- [Task prompt]: Which lines of the records contain the word "可参考商品列表设置"? Copy each one.

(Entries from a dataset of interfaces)
———

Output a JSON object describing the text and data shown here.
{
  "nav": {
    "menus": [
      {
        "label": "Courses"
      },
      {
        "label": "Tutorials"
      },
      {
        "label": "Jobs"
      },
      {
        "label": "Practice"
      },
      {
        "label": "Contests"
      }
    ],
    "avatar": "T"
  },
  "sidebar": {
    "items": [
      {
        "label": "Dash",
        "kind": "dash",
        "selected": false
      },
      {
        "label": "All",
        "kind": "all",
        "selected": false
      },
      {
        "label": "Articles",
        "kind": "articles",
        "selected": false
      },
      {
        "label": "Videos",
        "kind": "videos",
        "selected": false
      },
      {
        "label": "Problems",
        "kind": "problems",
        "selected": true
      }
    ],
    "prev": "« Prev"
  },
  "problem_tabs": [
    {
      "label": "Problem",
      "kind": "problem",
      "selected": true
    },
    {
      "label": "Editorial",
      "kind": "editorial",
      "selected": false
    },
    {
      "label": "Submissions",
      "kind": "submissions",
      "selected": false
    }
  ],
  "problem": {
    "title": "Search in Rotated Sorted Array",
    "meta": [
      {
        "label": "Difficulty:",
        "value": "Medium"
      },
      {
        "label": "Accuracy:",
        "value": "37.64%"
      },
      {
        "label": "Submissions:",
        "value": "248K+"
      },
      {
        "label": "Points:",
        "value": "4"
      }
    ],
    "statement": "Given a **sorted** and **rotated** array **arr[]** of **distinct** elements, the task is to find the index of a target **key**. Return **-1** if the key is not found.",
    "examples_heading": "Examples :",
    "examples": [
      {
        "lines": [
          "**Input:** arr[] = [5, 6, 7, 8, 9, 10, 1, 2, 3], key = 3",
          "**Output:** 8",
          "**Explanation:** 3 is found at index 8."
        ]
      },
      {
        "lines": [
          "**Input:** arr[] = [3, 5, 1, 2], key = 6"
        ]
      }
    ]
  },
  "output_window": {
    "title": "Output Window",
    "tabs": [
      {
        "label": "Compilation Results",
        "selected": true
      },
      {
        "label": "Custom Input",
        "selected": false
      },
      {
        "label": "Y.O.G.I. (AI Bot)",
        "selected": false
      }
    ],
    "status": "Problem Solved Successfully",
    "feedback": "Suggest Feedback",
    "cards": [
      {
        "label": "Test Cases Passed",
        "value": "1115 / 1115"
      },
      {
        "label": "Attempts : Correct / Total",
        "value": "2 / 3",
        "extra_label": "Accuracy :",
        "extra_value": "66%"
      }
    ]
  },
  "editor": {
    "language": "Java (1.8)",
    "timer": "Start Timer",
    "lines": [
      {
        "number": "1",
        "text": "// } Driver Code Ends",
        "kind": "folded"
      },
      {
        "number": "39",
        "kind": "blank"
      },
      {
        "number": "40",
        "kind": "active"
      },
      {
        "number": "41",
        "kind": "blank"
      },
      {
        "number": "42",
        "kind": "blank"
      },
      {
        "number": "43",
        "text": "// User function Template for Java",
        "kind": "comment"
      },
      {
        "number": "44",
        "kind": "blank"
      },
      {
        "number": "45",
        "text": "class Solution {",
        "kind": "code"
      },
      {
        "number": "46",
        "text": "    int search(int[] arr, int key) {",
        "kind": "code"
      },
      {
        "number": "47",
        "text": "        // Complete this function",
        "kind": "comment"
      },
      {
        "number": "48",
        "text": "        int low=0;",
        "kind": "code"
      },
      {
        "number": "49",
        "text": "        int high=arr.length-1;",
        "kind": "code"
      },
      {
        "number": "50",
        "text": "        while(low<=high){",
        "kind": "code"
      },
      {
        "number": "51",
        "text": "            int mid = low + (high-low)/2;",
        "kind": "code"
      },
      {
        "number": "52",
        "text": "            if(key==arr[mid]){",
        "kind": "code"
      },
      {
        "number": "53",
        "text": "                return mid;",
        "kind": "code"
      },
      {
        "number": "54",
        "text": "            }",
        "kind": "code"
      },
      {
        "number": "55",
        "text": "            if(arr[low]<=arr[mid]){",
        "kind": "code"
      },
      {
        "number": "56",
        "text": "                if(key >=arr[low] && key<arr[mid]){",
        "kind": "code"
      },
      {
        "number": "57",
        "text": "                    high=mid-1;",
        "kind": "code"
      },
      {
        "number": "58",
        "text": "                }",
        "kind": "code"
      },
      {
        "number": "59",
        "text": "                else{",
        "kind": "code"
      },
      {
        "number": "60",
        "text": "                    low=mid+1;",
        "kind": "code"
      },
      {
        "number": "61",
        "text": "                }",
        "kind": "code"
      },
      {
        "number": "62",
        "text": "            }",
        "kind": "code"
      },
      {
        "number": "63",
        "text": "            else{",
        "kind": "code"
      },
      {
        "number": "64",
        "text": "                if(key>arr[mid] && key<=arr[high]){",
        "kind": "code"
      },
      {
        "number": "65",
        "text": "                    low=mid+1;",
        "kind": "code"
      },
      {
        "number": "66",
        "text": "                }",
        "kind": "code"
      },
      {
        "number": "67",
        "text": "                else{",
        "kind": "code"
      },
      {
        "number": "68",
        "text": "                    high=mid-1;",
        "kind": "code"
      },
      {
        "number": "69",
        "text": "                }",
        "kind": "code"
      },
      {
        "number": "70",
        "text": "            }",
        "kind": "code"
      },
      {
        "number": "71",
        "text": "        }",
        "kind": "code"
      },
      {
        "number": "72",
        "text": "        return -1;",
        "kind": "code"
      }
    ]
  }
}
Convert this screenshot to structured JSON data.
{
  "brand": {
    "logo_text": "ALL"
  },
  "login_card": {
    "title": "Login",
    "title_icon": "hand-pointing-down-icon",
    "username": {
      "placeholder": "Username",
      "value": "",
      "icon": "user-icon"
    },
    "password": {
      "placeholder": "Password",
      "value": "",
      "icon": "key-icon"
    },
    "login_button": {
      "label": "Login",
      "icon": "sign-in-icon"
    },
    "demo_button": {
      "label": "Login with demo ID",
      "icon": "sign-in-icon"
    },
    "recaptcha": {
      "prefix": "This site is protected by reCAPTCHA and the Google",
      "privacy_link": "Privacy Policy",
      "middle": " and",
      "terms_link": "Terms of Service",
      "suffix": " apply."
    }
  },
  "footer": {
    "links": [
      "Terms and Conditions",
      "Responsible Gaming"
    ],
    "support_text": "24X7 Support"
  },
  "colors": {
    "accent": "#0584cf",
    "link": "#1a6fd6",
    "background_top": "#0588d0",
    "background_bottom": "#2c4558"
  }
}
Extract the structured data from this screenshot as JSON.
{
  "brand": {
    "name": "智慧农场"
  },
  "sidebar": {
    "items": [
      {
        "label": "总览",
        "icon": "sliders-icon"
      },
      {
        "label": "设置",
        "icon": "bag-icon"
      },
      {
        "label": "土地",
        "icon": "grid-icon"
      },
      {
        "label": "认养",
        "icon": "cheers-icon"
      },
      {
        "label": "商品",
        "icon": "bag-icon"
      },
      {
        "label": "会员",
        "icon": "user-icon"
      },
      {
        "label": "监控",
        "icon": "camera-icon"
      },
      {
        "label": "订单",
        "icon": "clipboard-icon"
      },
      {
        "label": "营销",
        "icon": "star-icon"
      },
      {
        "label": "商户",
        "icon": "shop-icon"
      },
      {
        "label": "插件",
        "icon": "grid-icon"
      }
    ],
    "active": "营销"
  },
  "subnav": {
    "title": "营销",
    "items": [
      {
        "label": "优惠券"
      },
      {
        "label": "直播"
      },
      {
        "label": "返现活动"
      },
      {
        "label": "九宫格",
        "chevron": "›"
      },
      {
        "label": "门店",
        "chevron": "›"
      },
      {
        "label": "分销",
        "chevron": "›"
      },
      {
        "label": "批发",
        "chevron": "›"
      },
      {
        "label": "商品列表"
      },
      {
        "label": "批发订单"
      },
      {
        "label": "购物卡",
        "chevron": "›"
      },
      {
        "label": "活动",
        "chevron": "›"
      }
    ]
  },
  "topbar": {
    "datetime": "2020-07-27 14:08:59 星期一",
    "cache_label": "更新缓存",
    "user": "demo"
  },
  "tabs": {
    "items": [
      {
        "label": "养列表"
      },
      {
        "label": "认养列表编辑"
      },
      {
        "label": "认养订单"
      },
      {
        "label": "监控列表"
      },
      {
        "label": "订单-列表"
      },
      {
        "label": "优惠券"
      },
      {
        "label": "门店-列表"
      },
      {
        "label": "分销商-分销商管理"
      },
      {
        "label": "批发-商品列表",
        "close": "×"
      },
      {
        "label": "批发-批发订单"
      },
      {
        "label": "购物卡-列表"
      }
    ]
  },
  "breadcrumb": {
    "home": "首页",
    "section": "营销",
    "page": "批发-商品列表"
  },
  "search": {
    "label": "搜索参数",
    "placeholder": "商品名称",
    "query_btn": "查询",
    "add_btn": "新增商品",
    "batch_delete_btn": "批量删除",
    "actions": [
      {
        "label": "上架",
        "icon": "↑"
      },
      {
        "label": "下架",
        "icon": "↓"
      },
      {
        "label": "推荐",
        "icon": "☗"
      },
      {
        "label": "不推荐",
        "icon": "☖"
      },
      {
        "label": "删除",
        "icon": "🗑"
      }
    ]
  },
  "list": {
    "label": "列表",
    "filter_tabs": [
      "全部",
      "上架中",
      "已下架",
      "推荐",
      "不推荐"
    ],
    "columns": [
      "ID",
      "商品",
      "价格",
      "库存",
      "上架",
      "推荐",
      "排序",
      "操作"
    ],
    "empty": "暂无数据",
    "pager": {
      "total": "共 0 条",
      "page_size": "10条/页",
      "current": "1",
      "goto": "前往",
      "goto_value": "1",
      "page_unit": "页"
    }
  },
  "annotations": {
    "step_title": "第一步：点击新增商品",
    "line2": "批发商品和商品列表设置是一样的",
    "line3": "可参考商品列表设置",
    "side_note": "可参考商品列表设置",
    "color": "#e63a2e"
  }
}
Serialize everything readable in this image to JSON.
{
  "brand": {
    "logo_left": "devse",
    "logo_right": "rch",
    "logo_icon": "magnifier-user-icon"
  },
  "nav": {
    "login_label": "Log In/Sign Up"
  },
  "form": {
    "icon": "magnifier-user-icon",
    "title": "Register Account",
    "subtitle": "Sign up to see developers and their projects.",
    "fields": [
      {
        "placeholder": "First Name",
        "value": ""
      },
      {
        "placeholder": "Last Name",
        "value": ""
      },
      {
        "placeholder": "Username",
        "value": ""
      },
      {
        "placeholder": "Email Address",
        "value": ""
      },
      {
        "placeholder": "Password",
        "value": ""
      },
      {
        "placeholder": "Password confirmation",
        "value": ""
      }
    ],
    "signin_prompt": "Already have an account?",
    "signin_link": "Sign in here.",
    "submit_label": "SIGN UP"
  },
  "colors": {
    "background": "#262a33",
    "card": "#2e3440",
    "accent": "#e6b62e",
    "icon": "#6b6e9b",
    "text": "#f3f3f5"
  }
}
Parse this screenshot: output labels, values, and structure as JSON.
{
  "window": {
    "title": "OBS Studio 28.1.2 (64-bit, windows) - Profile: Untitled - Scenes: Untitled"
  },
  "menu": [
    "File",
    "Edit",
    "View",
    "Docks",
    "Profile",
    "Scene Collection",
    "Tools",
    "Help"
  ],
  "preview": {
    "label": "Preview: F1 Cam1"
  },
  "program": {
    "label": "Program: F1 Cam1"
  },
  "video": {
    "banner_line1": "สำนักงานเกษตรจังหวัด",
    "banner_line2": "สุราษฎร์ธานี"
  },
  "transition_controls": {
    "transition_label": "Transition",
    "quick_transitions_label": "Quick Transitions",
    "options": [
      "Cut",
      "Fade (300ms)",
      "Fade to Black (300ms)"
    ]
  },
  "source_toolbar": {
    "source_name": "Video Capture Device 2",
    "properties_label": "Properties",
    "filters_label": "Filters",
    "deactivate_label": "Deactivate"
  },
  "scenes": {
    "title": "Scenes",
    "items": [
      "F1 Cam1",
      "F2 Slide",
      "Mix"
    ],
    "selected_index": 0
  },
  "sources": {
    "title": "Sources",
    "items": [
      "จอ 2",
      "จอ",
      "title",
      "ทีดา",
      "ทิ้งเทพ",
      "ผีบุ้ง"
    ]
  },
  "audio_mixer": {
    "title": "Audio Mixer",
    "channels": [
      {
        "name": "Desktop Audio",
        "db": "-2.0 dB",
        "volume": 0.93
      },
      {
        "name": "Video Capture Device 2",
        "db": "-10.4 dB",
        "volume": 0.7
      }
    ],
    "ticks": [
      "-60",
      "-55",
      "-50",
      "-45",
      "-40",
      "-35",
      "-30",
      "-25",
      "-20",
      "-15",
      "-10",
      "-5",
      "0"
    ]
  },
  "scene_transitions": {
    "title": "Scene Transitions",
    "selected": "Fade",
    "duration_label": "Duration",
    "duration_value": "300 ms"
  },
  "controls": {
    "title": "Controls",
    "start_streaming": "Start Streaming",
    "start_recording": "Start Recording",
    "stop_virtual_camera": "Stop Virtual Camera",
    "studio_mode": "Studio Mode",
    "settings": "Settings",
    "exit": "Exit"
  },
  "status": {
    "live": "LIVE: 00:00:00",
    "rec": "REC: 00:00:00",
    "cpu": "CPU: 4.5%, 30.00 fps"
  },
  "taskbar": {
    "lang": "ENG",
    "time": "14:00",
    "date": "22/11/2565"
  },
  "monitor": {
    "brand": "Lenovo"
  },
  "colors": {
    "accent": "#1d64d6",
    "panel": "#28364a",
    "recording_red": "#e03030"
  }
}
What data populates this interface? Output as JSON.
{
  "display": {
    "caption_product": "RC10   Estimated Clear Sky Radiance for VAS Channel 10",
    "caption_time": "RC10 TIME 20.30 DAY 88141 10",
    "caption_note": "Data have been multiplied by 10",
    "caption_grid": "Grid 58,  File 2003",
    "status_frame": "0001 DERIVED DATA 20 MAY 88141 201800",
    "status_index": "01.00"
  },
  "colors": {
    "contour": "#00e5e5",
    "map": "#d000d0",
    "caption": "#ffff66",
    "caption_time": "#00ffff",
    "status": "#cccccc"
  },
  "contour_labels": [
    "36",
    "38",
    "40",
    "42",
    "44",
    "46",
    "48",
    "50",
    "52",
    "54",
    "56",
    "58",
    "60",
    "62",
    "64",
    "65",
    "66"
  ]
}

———

- [Expected answer]:
    "line3": "可参考商品列表设置",
    "side_note": "可参考商品列表设置",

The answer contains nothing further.